Top Ten Tweets: your Q& A digest in 140 characters or less


ESSA’s night of nights kicks off with a discussion on the topic of “Post Mining Boom”: where will our economy next take us? Judith Sloan from The Australian interestingly posits Higher Education as the next boom, meanwhile Professor Ian Harper captured our imaginations with the possibility of 3D printing being the next boom. Its focus on design relegates constraints on scale of production.

Meanwhile John Daley of the Grattan Institute reminds us all what it means to be Keynesian.

#essaqanda exploded in typical twittersphere fashion when the panel moved on to second issue of “The Economics Behind Asylum Seeker Policy”. Tom Elliot of 3AW suggested working backwards from an agreed future population in order to determine how many boats to let in. After some initial confusion between immigration and asylum seekers –

– the panel unanimously concluded the economics was not the best value system from which to balance the merits and flaws of Australia’s policy. Harper cautioned that a good analysis will not take the issue away from its humanitarian underpinnings. However, even economists are not immune from slipping into politspeak:

The issue moves back into more familiar economic territory. Dr Lynne Williams reminds us that every migrant who arrives adds to both the supply and the demand side of the equation. And Sloan makes a point about the movement of free labour re the asylum seeker debate. She then moves on to speak about how the asylum seeker issue has overshadowed Australia’s “really good” immigration policy, but before she gets there, she’s cut off!

There was some discussion about the lower workforce participation rates of today’s refugees. Sloan suggested that the rising standards of basic numeracy and literacy skills may mean we need to invest more in educating refugees.

The panel then opened up to questions from the floor on any issue. The election campaign was at once raised,


…which transitioned into a discussion of the role of economists in policy-making and how economics and hard evidence is invariably smothered by politicians.

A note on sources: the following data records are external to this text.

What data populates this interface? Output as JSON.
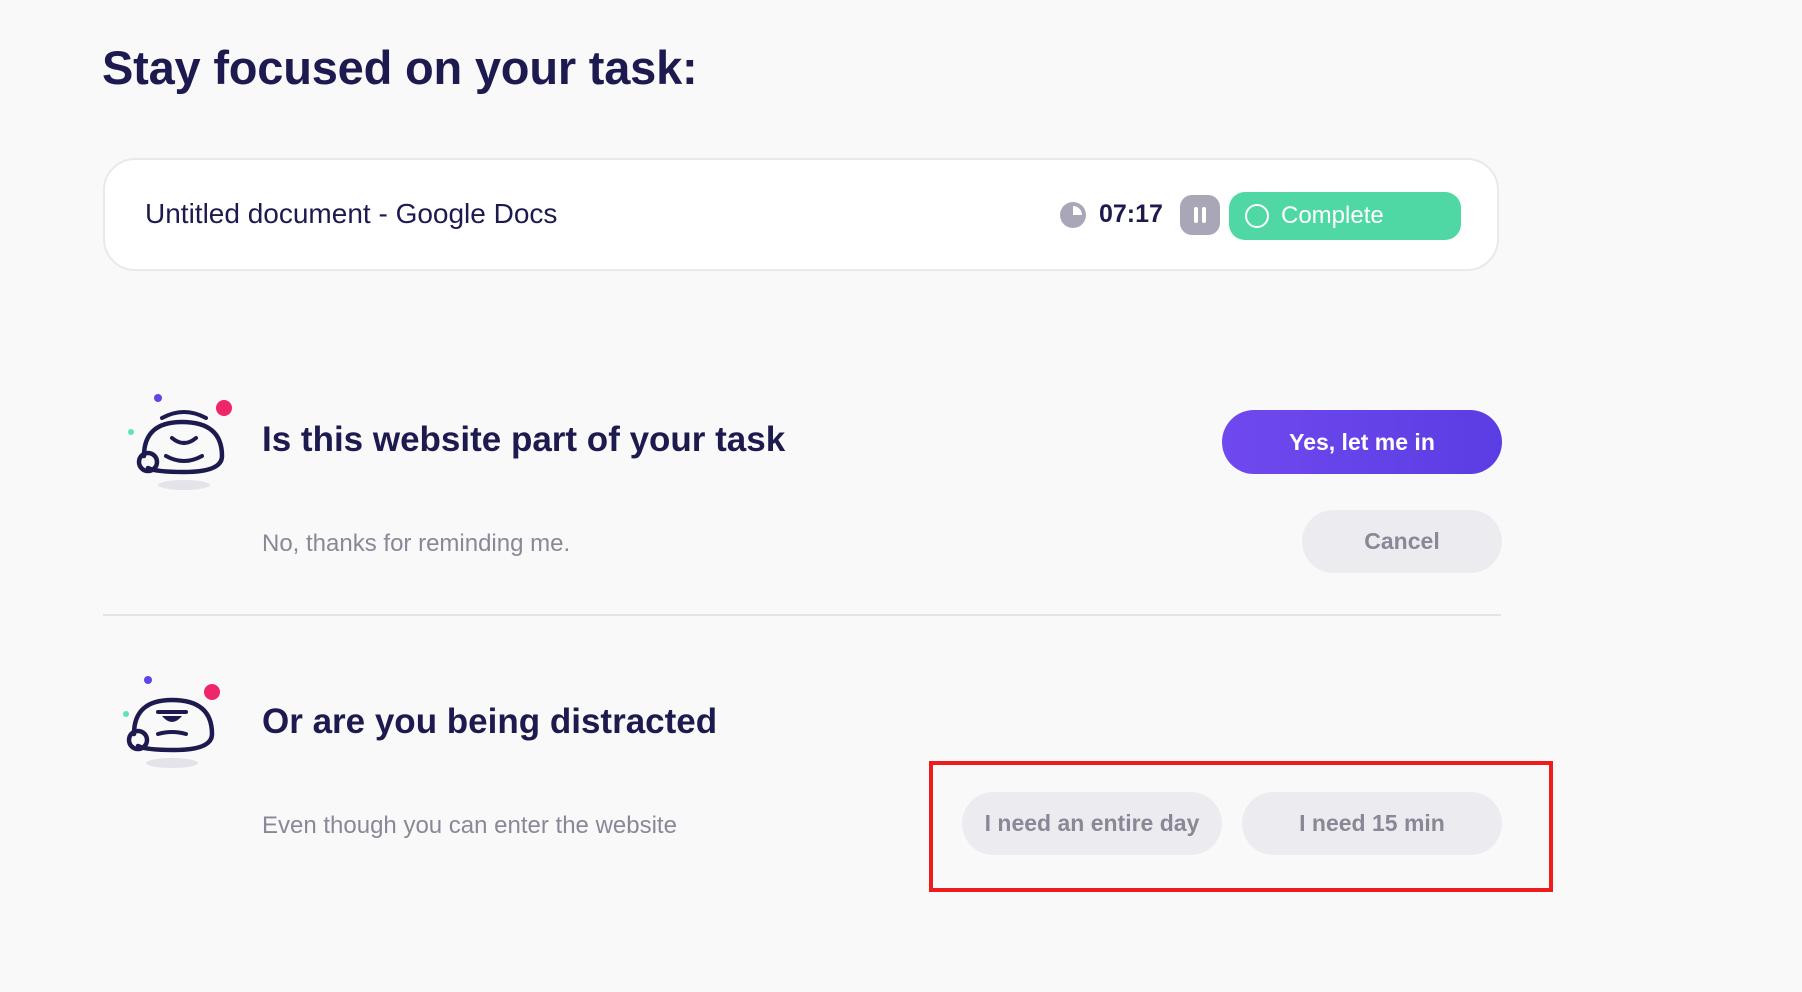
{
  "header": {
    "title": "Stay focused on your task:"
  },
  "task": {
    "name": "Untitled document - Google Docs",
    "timer": "07:17",
    "complete_label": "Complete",
    "icons": {
      "timer": "clock-icon",
      "pause": "pause-icon",
      "complete": "circle-icon"
    }
  },
  "part_of_task": {
    "question": "Is this website part of your task",
    "subtext": "No, thanks for reminding me.",
    "yes_label": "Yes, let me in",
    "cancel_label": "Cancel",
    "mascot": "happy-mascot-icon"
  },
  "distracted": {
    "question": "Or are you being distracted",
    "subtext": "Even though you can enter the website",
    "entire_day_label": "I need an entire day",
    "fifteen_min_label": "I need 15 min",
    "mascot": "annoyed-mascot-icon"
  },
  "colors": {
    "primary": "#6044E8",
    "complete_green": "#4FD8A4",
    "text_dark": "#1D1A4F",
    "text_muted": "#8A8797",
    "highlight_red": "#EE1C1C",
    "accent_pink": "#F0266B",
    "accent_mint": "#5FE3B6"
  }
}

The night then ended with a presentation from ESSA presidents, Dean and Matt. Thanks to the ESSA team for organising such a lovely venue and providing a fertile ground for a prolific night of discussion and tweeting – as seen from these additional 3 tweets: